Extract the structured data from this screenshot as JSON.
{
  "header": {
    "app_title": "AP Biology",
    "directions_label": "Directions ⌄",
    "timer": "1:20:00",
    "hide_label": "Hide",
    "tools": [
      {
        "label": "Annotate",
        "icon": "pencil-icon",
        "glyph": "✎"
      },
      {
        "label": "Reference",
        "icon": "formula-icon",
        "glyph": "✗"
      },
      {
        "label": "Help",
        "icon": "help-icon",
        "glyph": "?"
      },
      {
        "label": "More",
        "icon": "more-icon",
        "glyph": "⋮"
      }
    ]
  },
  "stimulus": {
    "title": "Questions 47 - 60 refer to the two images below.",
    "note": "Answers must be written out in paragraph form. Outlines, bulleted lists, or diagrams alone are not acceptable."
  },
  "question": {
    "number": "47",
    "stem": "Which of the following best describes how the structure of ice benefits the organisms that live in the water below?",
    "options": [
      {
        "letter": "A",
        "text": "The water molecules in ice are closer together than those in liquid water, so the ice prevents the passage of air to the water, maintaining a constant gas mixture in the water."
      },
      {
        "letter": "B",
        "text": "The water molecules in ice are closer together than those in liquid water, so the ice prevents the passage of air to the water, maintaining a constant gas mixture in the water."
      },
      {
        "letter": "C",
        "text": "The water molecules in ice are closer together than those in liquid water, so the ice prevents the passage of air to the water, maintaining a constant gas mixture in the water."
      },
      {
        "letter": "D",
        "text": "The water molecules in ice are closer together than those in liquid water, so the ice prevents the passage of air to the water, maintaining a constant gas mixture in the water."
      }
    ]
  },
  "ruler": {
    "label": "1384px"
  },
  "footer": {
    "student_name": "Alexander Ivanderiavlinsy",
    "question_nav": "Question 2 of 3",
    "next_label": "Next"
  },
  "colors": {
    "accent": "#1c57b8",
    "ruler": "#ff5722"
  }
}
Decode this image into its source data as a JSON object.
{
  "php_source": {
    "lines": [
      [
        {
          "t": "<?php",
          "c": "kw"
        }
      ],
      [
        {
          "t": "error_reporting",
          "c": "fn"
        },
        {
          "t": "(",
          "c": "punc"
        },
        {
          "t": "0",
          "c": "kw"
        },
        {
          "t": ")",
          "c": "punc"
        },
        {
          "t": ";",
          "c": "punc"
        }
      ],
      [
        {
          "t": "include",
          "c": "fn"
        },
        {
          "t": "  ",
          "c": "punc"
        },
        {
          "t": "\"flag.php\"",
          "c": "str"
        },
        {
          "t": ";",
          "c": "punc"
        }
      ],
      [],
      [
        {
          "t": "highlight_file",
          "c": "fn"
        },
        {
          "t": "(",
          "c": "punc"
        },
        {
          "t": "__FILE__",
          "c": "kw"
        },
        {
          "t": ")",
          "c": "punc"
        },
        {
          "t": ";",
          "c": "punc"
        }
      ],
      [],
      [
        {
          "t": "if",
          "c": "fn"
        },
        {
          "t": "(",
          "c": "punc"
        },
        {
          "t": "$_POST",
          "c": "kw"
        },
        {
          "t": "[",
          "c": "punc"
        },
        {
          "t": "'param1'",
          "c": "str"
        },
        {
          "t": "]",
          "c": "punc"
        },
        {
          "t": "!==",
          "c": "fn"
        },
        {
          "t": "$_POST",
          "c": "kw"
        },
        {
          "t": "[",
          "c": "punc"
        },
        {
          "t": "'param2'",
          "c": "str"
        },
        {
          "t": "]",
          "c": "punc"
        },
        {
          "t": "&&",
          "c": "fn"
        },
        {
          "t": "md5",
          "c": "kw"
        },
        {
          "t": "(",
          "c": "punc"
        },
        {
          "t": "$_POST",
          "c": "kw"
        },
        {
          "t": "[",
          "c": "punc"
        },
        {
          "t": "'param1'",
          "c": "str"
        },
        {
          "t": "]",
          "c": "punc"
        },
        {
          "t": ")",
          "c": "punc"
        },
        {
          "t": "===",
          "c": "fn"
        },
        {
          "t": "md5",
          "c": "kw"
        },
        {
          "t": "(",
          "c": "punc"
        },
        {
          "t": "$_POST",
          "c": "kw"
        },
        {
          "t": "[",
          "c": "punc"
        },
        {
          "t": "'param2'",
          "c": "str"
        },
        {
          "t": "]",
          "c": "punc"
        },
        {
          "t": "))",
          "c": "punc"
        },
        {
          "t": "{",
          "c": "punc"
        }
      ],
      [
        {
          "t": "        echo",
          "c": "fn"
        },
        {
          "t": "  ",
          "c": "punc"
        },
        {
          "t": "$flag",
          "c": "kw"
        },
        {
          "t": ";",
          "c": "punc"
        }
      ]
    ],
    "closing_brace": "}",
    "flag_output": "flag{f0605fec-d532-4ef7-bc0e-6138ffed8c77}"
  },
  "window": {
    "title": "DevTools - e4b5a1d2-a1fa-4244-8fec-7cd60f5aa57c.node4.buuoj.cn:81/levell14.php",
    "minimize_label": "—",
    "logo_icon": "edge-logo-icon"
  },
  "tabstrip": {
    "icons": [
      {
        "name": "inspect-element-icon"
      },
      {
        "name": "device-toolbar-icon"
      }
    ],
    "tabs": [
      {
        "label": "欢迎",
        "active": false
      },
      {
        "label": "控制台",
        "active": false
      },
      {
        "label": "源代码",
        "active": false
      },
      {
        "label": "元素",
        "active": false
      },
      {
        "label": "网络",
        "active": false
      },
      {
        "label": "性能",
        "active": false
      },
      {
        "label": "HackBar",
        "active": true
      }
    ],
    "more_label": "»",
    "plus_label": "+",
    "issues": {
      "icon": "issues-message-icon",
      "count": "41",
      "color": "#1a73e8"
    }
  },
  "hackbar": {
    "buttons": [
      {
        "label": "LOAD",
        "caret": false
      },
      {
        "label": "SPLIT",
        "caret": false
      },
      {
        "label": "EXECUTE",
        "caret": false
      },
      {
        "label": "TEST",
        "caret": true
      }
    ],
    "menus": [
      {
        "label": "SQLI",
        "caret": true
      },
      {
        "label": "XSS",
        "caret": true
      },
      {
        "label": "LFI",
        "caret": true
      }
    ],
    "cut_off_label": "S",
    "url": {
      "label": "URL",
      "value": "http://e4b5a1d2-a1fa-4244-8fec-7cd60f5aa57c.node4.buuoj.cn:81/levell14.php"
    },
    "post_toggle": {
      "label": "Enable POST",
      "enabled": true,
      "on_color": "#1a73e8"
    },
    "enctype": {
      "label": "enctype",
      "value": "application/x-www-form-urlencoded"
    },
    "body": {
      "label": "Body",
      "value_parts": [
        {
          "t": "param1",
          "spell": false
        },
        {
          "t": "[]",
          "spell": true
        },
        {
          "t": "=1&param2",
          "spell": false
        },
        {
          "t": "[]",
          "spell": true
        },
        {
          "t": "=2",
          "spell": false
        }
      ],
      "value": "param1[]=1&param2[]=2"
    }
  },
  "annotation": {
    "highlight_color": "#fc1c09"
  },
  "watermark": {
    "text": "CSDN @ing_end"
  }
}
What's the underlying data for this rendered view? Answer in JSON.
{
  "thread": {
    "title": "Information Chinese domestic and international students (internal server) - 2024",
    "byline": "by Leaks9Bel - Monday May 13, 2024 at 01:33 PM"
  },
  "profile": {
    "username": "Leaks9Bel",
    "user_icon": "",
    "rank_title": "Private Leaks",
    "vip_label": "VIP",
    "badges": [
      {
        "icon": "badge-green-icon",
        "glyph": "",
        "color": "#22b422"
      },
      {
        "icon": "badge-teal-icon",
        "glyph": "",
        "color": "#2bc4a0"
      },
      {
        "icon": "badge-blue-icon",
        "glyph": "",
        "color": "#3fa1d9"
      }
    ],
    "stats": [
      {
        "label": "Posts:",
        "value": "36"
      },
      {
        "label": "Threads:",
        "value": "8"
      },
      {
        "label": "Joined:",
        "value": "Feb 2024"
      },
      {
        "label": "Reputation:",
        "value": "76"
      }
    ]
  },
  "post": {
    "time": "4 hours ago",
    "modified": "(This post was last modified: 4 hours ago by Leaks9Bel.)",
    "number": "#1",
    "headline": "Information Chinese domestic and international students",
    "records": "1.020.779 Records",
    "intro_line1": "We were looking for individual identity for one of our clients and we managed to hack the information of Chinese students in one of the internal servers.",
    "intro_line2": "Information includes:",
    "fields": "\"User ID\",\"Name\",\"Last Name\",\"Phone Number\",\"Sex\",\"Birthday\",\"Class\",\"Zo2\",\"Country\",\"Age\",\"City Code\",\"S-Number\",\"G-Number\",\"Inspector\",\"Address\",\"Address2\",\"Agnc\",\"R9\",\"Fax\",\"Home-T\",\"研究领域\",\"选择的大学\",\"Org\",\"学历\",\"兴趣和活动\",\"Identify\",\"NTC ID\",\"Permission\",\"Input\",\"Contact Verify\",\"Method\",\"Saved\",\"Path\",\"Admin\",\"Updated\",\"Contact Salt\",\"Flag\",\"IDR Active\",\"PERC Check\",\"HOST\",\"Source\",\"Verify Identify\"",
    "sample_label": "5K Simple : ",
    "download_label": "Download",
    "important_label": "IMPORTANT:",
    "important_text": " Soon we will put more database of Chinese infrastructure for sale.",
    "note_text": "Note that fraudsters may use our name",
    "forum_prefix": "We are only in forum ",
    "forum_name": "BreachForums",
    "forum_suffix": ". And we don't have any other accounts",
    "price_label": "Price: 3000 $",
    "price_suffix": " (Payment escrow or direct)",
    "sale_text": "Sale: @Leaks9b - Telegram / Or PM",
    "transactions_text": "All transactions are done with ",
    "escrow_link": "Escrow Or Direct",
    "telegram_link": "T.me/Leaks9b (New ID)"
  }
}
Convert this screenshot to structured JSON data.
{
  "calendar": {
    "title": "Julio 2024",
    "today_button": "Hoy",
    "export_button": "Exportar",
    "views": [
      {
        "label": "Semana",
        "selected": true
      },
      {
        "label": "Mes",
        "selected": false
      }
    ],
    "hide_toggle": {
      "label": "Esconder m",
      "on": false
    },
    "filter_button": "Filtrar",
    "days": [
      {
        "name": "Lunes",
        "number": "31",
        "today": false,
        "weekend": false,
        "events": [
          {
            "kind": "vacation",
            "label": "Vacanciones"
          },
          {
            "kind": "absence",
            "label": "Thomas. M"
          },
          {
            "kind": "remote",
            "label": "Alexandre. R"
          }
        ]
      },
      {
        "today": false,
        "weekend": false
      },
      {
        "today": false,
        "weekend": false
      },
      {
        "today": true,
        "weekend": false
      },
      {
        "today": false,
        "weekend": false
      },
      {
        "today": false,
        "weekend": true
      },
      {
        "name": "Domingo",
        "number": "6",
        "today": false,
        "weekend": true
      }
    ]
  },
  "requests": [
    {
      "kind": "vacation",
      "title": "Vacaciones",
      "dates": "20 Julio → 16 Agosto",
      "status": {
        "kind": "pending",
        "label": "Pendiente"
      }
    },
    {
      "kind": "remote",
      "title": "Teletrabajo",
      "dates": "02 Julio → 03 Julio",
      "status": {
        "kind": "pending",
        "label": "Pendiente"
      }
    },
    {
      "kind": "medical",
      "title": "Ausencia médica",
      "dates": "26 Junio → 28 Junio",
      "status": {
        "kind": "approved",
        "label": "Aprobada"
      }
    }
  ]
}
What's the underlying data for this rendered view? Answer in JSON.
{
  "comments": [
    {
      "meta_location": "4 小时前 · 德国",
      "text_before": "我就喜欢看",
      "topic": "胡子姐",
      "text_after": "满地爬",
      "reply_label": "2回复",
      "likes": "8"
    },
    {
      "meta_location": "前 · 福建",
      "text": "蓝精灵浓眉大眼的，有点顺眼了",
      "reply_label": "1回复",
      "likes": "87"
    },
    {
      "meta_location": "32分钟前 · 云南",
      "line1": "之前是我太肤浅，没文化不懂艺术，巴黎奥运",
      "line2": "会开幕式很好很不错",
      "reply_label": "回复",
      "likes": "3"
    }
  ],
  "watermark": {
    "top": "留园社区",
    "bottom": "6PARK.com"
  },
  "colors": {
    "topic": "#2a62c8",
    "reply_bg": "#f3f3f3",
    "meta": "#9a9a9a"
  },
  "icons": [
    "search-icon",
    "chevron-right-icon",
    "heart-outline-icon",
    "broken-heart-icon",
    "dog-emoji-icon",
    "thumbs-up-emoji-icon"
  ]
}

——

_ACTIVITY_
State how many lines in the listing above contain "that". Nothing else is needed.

_SOLVED EXERCISE_
2